=== Data ===

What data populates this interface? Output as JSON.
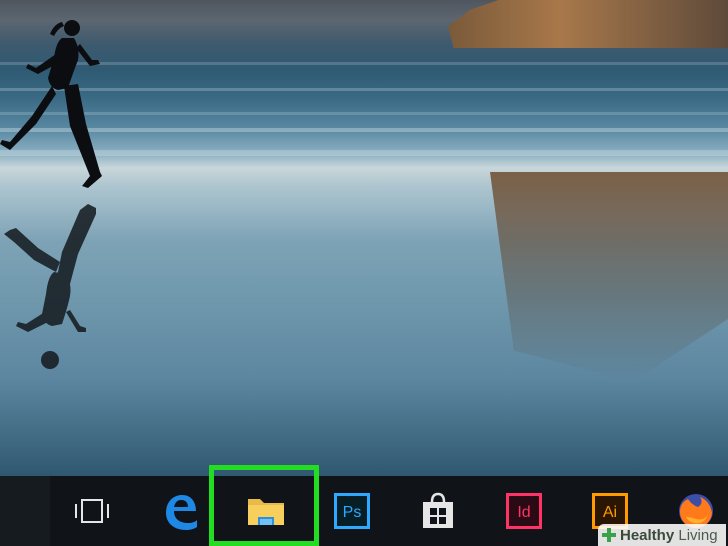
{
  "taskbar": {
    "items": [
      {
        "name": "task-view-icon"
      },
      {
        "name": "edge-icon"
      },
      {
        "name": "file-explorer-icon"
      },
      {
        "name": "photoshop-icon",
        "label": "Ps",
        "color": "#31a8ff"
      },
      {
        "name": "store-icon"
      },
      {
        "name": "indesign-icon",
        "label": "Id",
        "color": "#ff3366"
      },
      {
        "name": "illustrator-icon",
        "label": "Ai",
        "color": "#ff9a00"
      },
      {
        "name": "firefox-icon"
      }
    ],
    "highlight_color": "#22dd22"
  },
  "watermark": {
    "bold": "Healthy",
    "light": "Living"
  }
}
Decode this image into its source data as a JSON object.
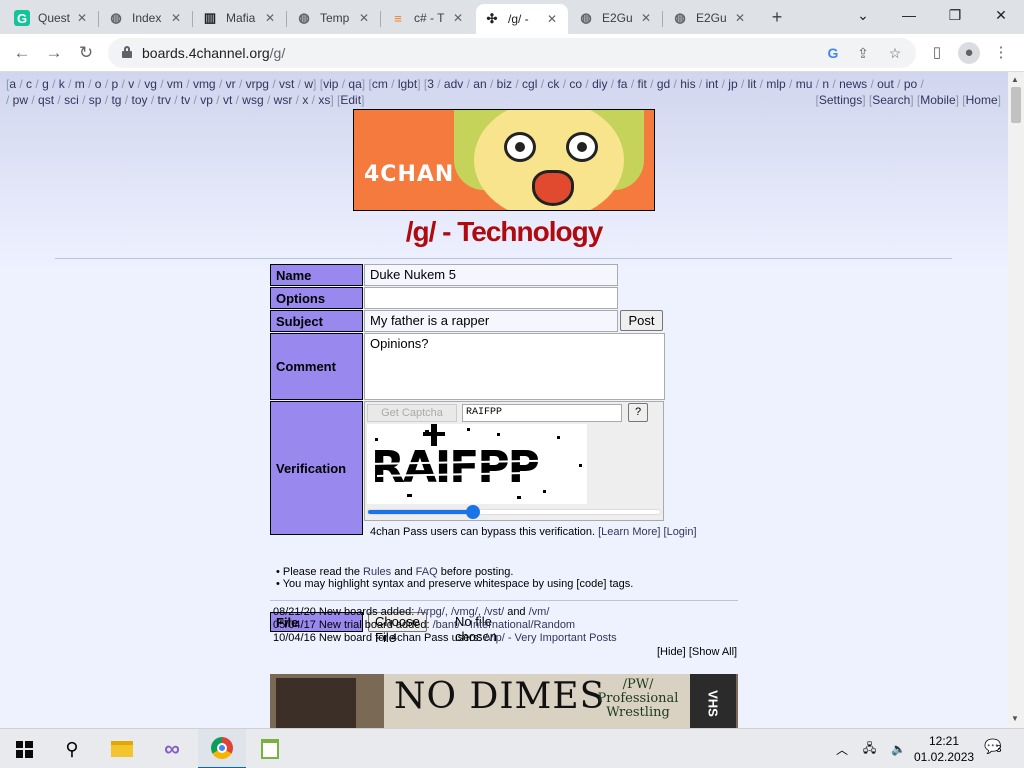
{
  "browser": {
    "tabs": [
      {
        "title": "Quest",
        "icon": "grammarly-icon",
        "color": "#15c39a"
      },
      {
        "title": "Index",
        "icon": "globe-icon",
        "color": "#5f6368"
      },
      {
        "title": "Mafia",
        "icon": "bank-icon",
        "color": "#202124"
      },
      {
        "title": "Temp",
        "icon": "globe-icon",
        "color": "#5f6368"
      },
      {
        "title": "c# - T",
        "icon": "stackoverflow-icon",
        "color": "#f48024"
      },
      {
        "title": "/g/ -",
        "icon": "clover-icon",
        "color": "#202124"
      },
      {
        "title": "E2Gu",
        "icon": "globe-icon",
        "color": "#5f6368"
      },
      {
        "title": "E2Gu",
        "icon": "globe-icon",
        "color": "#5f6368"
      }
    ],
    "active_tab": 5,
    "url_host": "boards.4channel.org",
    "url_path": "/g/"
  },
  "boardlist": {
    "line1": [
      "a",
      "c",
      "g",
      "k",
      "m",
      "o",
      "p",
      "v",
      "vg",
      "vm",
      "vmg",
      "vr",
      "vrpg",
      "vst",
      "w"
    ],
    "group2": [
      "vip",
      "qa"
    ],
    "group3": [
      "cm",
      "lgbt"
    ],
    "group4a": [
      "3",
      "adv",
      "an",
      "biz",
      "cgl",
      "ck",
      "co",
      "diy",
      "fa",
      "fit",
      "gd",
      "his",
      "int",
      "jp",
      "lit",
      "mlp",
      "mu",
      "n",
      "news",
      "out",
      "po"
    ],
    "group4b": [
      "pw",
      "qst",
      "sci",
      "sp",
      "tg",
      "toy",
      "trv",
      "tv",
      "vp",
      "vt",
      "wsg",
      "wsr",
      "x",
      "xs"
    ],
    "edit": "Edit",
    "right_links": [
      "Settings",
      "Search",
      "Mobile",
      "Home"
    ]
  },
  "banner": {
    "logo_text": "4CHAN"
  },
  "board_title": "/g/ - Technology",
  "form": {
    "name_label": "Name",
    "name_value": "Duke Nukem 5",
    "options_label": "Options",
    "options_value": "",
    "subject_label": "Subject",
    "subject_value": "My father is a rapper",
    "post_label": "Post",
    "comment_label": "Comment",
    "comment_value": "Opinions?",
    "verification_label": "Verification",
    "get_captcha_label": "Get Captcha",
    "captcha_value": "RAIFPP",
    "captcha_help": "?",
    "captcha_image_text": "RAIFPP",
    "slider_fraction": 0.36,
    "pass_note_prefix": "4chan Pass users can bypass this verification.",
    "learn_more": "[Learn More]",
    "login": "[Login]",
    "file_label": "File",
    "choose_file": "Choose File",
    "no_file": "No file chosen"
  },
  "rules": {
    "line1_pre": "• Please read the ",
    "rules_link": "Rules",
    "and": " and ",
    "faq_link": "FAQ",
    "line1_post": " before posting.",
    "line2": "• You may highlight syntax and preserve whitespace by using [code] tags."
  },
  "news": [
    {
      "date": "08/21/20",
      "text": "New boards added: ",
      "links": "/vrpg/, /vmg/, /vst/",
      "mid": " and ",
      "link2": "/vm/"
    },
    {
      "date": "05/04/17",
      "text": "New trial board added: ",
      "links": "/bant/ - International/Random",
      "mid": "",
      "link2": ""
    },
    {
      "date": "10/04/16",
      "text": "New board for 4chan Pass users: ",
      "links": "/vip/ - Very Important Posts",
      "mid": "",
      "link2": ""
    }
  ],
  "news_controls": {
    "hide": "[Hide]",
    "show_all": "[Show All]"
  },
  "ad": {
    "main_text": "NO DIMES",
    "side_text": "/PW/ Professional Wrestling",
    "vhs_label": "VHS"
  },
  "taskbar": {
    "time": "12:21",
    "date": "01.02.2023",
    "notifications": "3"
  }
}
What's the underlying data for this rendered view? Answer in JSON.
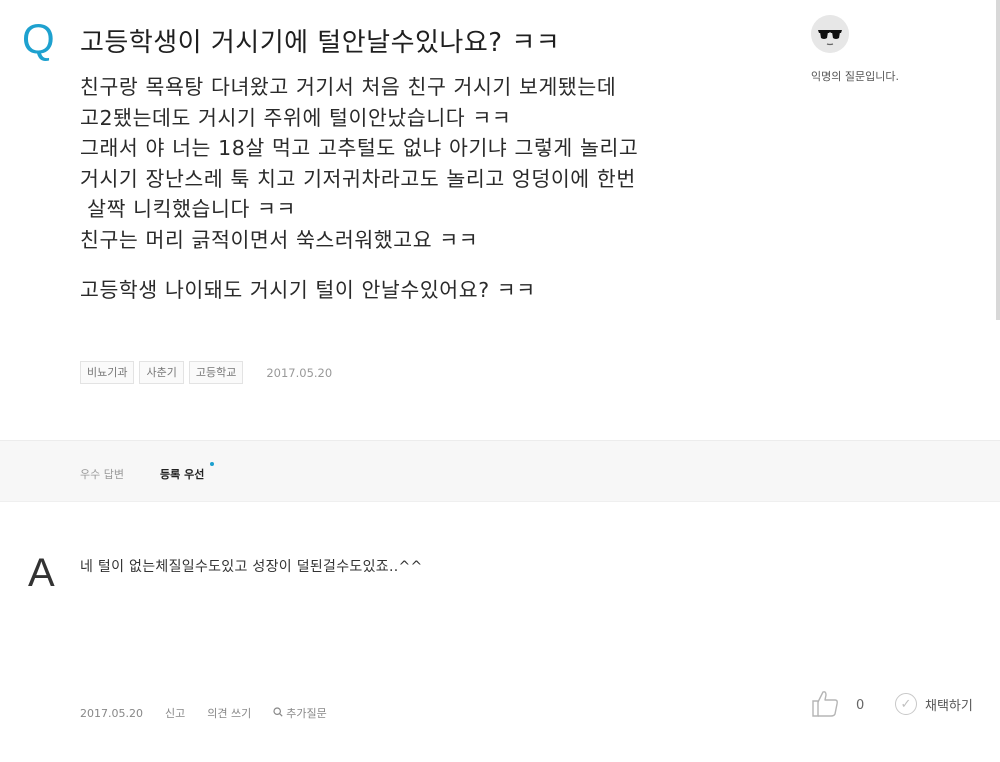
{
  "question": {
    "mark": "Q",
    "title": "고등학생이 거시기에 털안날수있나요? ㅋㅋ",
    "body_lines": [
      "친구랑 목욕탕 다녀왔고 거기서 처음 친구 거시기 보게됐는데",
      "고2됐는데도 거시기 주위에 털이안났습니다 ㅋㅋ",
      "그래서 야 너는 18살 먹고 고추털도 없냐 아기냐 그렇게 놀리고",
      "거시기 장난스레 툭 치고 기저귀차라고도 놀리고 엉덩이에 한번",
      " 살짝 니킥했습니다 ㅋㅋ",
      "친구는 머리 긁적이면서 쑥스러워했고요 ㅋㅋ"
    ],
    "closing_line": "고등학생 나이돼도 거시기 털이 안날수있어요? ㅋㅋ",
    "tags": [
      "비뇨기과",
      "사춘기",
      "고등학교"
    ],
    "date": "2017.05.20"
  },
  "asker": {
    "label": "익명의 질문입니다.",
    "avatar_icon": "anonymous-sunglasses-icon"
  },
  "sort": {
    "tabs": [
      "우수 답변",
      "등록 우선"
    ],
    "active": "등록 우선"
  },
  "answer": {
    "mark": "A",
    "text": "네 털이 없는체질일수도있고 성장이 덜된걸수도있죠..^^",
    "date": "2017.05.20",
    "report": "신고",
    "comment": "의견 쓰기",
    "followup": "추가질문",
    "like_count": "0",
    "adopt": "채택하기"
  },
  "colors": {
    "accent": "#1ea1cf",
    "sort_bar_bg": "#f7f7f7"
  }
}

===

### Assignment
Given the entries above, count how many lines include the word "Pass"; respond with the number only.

### Exercise answer
2